"If they give the money to the city, in my mind, the city is on the hook for the demolition, and I don't think that's where we should be," he said. "I think GenOn should be the one doing the demolition since it is their property."

 

Ramirez thanked everyone that did what they could to preserve Ormond Beach for the community.

 

"We have an opportunity to remove this," she said. "I go to Sacramento frequently, and when you travel from Burbank north along the coast, you see our beautiful islands, the coastline, the Santa Clara Valley, but you also see two power plants that say where Oxnard begins and ends. It's unfortunate. I want to thank, again, all the people who helped us and recognize the value of Ormond Beach to the community."

 

Councilman Bert Perello people will remember that the city was in trouble in the past with the auditors, in the past, and how it handled money. 

 

"I feel very comfortable having the money go outside the City of Oxnard," he said. "When it's here, it's too tempting to have things happen and spent.

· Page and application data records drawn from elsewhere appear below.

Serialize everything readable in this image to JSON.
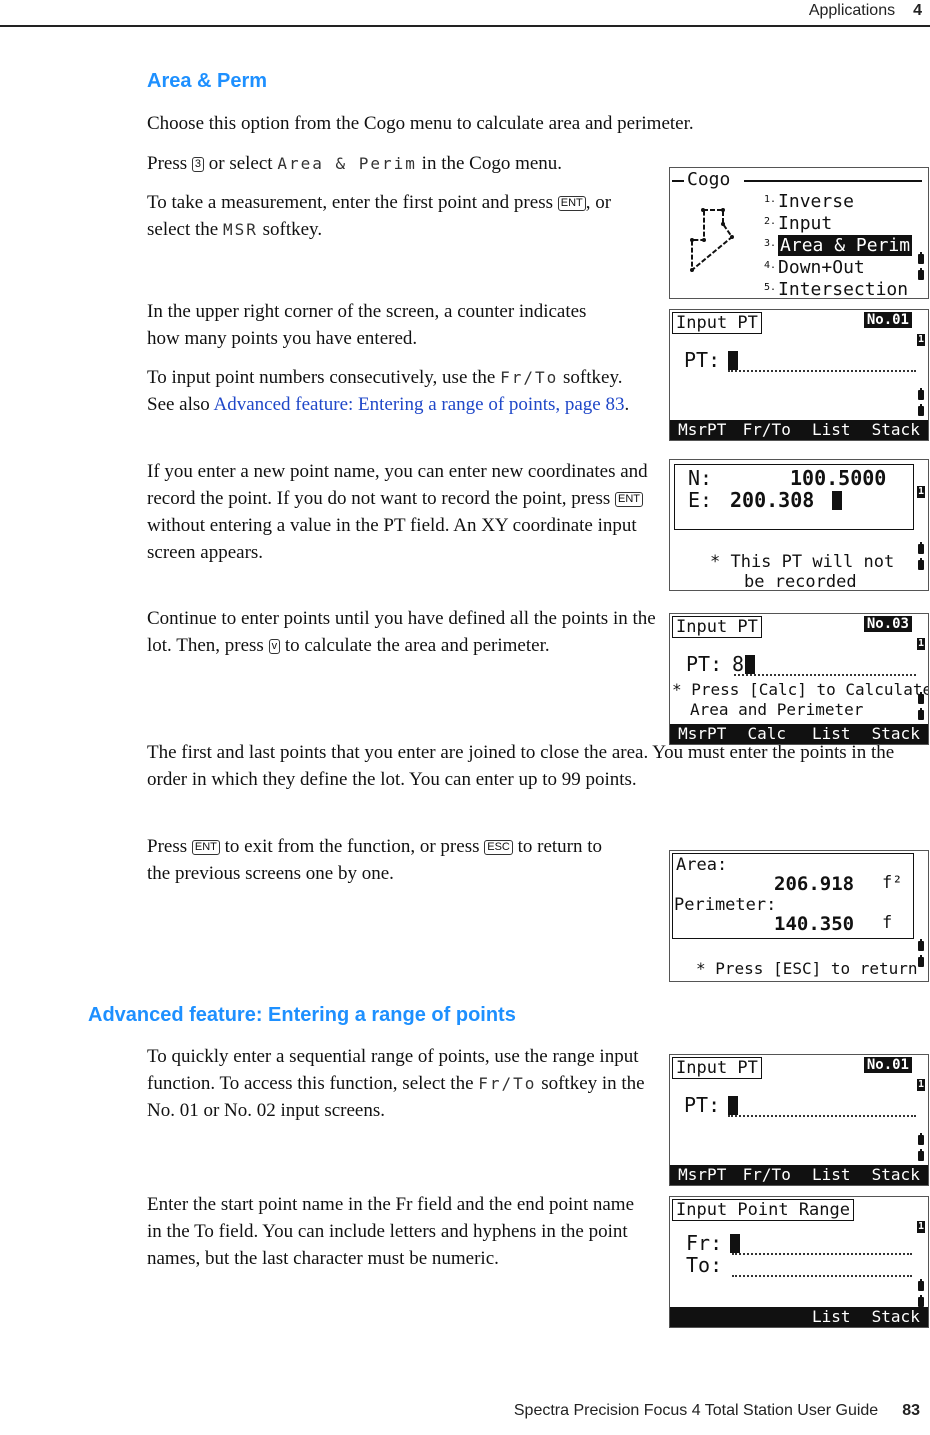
{
  "header": {
    "section": "Applications",
    "chapter": "4"
  },
  "footer": {
    "guide_title": "Spectra Precision Focus 4 Total Station User Guide",
    "page_number": "83"
  },
  "section1": {
    "title": "Area & Perm",
    "intro": "Choose this option from the Cogo menu to calculate area and perimeter.",
    "p1": {
      "a": "Press ",
      "key": "3",
      "b": " or select ",
      "lcd": "Area & Perim",
      "c": " in the Cogo menu."
    },
    "p2": {
      "a": "To take a measurement, enter the first point and press ",
      "key": "ENT",
      "b": ", or select the ",
      "lcd": "MSR",
      "c": " softkey."
    },
    "p3": "In the upper right corner of the screen, a counter indicates how many points you have entered.",
    "p4": {
      "a": "To input point numbers consecutively, use the ",
      "lcd": "Fr/To",
      "b": " softkey. See also ",
      "link": "Advanced feature: Entering a range of points, page 83",
      "c": "."
    },
    "p5": {
      "a": "If you enter a new point name, you can enter new coordinates and record the point. If you do not want to record the point, press ",
      "key": "ENT",
      "b": " without entering a value in the PT field. An XY coordinate input screen appears."
    },
    "p6": {
      "a": "Continue to enter points until you have defined all the points in the lot. Then, press ",
      "key": "v",
      "b": " to calculate the area and perimeter."
    },
    "p7": "The first and last points that you enter are joined to close the area. You must enter the points in the order in which they define the lot. You can enter up to 99 points.",
    "p8": {
      "a": "Press ",
      "key1": "ENT",
      "b": " to exit from the function, or press ",
      "key2": "ESC",
      "c": " to return to the previous screens one by one."
    }
  },
  "section2": {
    "title": "Advanced feature: Entering a range of points",
    "p1": {
      "a": "To quickly enter a sequential range of points, use the range input function. To access this function, select the ",
      "lcd": "Fr/To",
      "b": " softkey in the No. 01 or No. 02 input screens."
    },
    "p2": "Enter the start point name in the Fr field and the end point name in the To field. You can include letters and hyphens in the point names, but the last character must be numeric."
  },
  "screens": {
    "cogo": {
      "title": "Cogo",
      "items": [
        {
          "n": "1.",
          "label": "Inverse"
        },
        {
          "n": "2.",
          "label": "Input"
        },
        {
          "n": "3.",
          "label": "Area & Perim",
          "selected": true
        },
        {
          "n": "4.",
          "label": "Down+Out"
        },
        {
          "n": "5.",
          "label": "Intersection"
        }
      ]
    },
    "input1": {
      "title": "Input PT",
      "counter": "No.01",
      "field_label": "PT:",
      "field_value": "",
      "softkeys": [
        "MsrPT",
        "Fr/To",
        "List",
        "Stack"
      ],
      "badge": "1"
    },
    "coord": {
      "n_label": "N:",
      "n_value": "100.5000",
      "e_label": "E:",
      "e_value": "200.308",
      "note1": "* This PT will not",
      "note2": "be recorded",
      "badge": "1"
    },
    "input3": {
      "title": "Input PT",
      "counter": "No.03",
      "field_label": "PT:",
      "field_value": "8",
      "note1": "* Press [Calc] to Calculate",
      "note2": "Area and Perimeter",
      "softkeys": [
        "MsrPT",
        "Calc",
        "List",
        "Stack"
      ],
      "badge": "1"
    },
    "result": {
      "area_label": "Area:",
      "area_value": "206.918",
      "area_unit": "f²",
      "perim_label": "Perimeter:",
      "perim_value": "140.350",
      "perim_unit": "f",
      "note": "* Press [ESC] to return"
    },
    "input1b": {
      "title": "Input PT",
      "counter": "No.01",
      "field_label": "PT:",
      "field_value": "",
      "softkeys": [
        "MsrPT",
        "Fr/To",
        "List",
        "Stack"
      ],
      "badge": "1"
    },
    "range": {
      "title": "Input Point Range",
      "fr_label": "Fr:",
      "to_label": "To:",
      "softkeys": [
        "List",
        "Stack"
      ],
      "badge": "1"
    }
  }
}
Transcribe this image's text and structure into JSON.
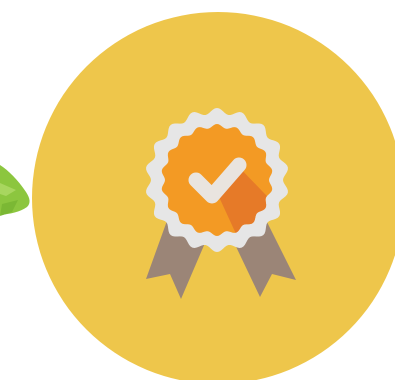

We have nothing to do with that money. It's not our money."

 

He also appreciates the staff's forward-thinking, and that is something new for the city during his term on the council.

 

"We did not address this with shutting down Mandalay," he said. "We were successful, but this is a big difference. The fact that my city manager shares the credit with an elected state official, and the city attorney, the only other person this council hires, is a credit to the staff that this council has working for them."

 

Councilwoman Gabriela Basua also thanked the staff for moving the project forward.

 

"It is not, probably, what everybody expected, but it is a step in the right direction," she said. "We don't know what's going to happen a few years down the road. At least we can say that there's money there to start something. It's going to be a long process, but I am happy with the progress we are making."

 

Council Member Vianey Lopez said it's a huge opportunity.

 

"It's much better than the alternative, which is do nothing," she said. 

 

Mayor Tim Flynn called it a major accomplishment.

 

"Despite what was said about Mandalay, there are options that I know the city manager has been working on to remove that power plant," he said. "I am hopeful in the next decade that both of these plants are gone."

 

The action passed unanimously.